February 03, 2010
PASADENA, Calif. -- NASA will extend the international Cassini-Huygens mission to explore Saturn and its moons to 2017. The agency's fiscal year 2011 budget provides a $60 million per year extension for continued study of the ringed planet.
"This is a mission that never stops providing us surprising scientific results and showing us eye popping new vistas," said Jim Green, director of NASA's planetary science division at NASA Headquarters in Washington. "The historic traveler's stunning discoveries and images have revolutionized our knowledge of Saturn and its moons."
Cassini launched in October 1997 with the European Space Agency's Huygens probe. The spacecraft arrived at Saturn in 2004. The probe was equipped with six instruments to study Titan, Saturn's largest moon. Cassini's 12 instruments have returned a daily stream of data from Saturn's system for nearly six years. The project was scheduled to end in 2008, but the mission received a 27-month extension to Sept. 2010.

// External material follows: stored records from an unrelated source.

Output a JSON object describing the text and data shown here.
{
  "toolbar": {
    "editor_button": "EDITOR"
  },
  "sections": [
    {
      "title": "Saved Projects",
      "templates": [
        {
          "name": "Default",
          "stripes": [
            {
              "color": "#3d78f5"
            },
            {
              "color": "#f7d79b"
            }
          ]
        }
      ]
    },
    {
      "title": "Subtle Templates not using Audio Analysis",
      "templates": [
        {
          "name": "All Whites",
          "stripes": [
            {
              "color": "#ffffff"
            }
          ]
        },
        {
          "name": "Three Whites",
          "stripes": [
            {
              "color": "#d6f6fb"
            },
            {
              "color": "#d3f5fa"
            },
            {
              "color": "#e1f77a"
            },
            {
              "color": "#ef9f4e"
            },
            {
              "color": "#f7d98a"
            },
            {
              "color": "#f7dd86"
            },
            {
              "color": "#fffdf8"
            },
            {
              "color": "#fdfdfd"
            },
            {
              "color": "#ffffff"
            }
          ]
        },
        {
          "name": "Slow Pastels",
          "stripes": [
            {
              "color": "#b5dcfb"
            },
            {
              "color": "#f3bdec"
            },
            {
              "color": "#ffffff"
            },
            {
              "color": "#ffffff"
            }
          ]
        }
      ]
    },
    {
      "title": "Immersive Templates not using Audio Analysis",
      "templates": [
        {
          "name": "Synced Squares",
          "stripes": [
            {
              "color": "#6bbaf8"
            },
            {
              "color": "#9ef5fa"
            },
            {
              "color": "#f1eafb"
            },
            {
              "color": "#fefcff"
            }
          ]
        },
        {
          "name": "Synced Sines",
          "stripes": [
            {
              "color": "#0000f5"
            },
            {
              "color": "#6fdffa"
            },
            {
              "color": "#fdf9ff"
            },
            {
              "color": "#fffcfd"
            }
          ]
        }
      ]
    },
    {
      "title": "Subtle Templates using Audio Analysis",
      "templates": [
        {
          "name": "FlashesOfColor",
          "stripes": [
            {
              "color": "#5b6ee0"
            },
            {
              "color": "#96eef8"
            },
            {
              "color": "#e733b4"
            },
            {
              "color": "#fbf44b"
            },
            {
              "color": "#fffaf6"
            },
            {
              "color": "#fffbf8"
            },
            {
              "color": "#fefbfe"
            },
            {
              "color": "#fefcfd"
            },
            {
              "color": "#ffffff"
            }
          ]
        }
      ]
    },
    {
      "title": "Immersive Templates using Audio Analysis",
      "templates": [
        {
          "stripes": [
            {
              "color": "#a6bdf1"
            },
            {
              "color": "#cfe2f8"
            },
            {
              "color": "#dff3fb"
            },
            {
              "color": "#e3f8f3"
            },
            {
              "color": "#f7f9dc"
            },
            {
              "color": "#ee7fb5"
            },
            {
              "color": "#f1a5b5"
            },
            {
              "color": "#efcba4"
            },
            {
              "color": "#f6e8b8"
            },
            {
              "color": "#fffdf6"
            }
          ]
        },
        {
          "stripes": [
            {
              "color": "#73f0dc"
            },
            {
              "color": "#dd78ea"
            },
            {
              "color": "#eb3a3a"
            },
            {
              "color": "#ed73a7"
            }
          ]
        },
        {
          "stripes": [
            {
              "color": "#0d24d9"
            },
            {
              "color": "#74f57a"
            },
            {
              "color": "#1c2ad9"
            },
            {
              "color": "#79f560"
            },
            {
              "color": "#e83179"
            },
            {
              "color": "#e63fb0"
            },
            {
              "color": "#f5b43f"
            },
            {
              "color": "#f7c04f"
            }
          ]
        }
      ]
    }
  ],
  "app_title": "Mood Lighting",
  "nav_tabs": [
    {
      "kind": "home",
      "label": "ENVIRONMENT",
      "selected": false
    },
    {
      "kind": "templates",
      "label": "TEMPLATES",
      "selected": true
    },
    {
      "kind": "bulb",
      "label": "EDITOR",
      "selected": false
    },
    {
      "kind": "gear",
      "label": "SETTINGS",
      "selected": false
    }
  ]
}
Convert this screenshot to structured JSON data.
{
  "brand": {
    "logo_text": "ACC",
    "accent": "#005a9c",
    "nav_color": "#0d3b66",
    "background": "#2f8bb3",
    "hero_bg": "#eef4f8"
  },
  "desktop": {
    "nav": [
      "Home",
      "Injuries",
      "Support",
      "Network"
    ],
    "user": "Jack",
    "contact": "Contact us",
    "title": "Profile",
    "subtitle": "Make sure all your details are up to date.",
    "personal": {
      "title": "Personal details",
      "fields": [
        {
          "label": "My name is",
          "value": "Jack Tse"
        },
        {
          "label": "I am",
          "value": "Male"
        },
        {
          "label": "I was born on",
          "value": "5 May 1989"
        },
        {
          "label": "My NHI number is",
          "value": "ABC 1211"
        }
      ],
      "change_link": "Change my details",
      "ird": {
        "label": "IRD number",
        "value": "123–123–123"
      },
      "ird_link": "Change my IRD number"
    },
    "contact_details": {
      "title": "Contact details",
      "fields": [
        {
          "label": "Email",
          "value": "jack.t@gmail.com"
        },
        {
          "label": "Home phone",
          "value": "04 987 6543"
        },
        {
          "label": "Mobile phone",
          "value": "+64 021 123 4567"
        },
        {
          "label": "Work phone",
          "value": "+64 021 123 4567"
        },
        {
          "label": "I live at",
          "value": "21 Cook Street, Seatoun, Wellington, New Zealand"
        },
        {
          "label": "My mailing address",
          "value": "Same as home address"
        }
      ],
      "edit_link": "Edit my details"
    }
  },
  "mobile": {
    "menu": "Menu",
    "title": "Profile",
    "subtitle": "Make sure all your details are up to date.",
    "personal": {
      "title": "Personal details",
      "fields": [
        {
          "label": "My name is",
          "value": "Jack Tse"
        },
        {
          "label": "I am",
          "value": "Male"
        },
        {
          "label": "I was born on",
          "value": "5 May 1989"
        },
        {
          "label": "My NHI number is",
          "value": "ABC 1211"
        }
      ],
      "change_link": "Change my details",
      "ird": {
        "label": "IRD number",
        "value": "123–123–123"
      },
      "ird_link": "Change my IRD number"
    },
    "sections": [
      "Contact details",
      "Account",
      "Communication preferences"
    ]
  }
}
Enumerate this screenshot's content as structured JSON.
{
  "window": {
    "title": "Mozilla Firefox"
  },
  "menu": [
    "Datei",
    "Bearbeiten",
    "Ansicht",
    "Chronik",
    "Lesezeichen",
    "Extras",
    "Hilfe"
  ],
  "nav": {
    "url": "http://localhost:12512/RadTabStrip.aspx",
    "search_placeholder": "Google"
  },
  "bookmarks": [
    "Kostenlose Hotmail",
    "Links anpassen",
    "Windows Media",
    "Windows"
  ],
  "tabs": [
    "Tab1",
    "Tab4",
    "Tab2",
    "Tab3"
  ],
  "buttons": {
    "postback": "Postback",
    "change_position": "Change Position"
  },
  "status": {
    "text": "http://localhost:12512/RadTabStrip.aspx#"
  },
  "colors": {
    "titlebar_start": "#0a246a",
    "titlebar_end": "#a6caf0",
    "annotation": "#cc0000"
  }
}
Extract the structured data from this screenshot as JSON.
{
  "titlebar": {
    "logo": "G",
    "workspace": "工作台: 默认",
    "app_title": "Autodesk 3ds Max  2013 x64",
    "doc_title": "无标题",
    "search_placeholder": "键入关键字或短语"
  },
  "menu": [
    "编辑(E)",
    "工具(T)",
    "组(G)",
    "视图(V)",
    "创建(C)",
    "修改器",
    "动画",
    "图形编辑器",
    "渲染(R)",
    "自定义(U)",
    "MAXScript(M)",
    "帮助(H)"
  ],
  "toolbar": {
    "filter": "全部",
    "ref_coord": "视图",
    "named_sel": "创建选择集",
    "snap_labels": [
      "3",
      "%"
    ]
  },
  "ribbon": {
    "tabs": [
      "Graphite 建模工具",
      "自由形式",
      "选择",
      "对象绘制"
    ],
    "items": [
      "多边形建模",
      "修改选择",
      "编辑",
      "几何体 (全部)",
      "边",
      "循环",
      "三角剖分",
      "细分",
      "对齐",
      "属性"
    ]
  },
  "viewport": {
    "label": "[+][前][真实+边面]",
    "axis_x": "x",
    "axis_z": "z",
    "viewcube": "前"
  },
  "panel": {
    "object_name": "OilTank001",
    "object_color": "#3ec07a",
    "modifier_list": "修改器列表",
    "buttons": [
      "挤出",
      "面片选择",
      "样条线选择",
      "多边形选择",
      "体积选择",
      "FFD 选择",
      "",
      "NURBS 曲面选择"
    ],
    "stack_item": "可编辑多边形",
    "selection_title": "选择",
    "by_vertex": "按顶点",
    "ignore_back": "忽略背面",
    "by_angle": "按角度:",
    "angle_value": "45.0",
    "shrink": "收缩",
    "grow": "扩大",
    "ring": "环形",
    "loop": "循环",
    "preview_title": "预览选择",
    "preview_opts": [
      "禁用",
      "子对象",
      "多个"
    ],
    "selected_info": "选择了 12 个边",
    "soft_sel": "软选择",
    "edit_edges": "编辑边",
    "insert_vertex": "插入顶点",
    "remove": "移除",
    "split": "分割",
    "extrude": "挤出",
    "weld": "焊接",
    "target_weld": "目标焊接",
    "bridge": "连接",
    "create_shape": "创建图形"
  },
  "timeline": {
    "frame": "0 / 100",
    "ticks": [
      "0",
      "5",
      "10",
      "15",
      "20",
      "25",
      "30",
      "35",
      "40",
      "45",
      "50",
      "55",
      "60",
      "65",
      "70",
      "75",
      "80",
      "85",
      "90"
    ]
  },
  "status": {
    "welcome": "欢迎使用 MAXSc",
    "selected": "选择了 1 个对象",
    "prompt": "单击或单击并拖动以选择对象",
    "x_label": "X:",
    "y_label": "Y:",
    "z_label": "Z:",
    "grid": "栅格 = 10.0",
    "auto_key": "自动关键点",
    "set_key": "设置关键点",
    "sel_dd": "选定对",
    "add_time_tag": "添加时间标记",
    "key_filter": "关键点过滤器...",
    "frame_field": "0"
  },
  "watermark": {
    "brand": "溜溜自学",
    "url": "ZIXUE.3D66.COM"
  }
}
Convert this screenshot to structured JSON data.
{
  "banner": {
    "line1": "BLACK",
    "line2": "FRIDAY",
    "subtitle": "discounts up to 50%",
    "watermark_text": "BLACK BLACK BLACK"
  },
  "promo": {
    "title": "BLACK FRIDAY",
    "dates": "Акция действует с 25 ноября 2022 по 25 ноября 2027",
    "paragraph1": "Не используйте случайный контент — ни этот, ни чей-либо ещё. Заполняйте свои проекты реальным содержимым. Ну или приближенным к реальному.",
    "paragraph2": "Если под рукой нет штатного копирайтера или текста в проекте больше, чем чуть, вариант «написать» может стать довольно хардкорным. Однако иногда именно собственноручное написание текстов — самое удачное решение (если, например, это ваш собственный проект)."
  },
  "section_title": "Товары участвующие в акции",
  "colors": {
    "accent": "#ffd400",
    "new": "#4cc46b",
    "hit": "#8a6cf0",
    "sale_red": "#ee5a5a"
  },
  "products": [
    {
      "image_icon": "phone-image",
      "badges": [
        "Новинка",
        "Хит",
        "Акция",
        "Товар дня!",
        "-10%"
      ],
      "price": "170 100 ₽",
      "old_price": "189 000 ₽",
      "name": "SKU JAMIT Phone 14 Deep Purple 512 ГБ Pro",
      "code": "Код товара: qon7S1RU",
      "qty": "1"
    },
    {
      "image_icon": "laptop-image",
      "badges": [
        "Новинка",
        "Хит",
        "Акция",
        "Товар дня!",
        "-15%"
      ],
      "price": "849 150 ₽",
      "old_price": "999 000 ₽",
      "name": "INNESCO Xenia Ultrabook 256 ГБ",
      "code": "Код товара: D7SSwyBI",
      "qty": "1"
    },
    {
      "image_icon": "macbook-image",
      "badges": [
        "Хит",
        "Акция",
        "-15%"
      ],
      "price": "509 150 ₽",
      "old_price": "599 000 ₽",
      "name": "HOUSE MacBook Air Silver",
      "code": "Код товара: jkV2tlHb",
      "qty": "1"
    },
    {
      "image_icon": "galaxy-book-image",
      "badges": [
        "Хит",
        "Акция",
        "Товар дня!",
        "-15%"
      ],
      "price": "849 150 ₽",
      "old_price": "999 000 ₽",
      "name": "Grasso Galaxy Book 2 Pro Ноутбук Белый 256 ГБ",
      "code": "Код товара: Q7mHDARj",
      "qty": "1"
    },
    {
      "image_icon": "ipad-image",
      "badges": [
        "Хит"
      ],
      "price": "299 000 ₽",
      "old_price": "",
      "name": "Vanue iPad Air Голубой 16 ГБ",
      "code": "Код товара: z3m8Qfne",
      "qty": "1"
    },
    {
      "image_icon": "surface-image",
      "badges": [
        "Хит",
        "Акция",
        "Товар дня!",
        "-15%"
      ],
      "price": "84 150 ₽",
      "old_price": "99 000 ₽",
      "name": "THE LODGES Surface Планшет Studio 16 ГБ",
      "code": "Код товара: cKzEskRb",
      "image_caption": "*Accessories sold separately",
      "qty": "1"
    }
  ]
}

"The extension presents a unique opportunity to follow seasonal changes of an outer planet system all the way from its winter to its summer," said Bob Pappalardo, Cassini project scientist at NASA's Jet Propulsion Laboratory in Pasadena, Calif. "Some of Cassini's most exciting discoveries still lie ahead."
This second extension, called the Cassini Solstice Mission, enables scientists to study seasonal and other long-term weather changes on the planet and its moons. Cassini arrived just after Saturn's northern winter solstice, and this extension continues until a few months past northern summer solstice in May 2017. The northern summer solstice marks the beginning of summer in the northern hemisphere and winter in the southern hemisphere.
A complete seasonal period on Saturn has never been studied at this level of detail. The Solstice mission schedule calls for an additional 155 orbits around the planet, 54 flybys of Titan and 11 flybys of the icy moon Enceladus.
The mission extension also will allow scientists to continue observations of Saturn's rings and the magnetic bubble around the planet known as the magnetosphere. The spacecraft will make repeated dives between Saturn and its rings to obtain in depth knowledge of the gas giant. During these dives, the spacecraft will study the internal structure of Saturn, its magnetic fluctuations and ring mass.
The mission will be evaluated periodically to ensure the spacecraft has the ability to achieve new science objectives for the entire extension.
"The spacecraft is doing remarkably well, even as we endure the expected effects of age after logging 2.6 billion miles on its odometer," said Bob Mitchell, Cassini program manager at JPL. "This extension is important because there is so much still to be learned at Saturn. The planet is full of secrets, and it doesn't give them up easily."
Cassini's travel scrapbook includes more than 210,000 images; information gathered during more than 125 revolutions around Saturn; 67 flybys of Titan and eight close flybys of Enceladus. Cassini has revealed unexpected details in the planet's signature rings, and observations of Titan have given scientists a glimpse of what Earth might have been like before life evolved.
Scientists hope to learn answers to many questions that have developed during the course of the mission, including why Saturn seems to have an inconsistent rotation rate and how a probable subsurface ocean feeds the Enceladus' jets.
The Cassini-Huygens mission is a cooperative project of NASA, the European Space Agency and the Italian Space Agency. JPL manages the project for NASA's Science Mission Directorate in Washington. The Cassini orbiter was designed, developed and assembled at JPL.
More Cassini information is available, at http://www.nasa.gov/cassini and http://saturn.jpl.nasa.gov.
Jia-Rui C. Cook 818-354-0850
Jet Propulsion Laboratory, Pasadena, Calif.
Dwayne Brown 202-358-1726
NASA Headquarters, Washington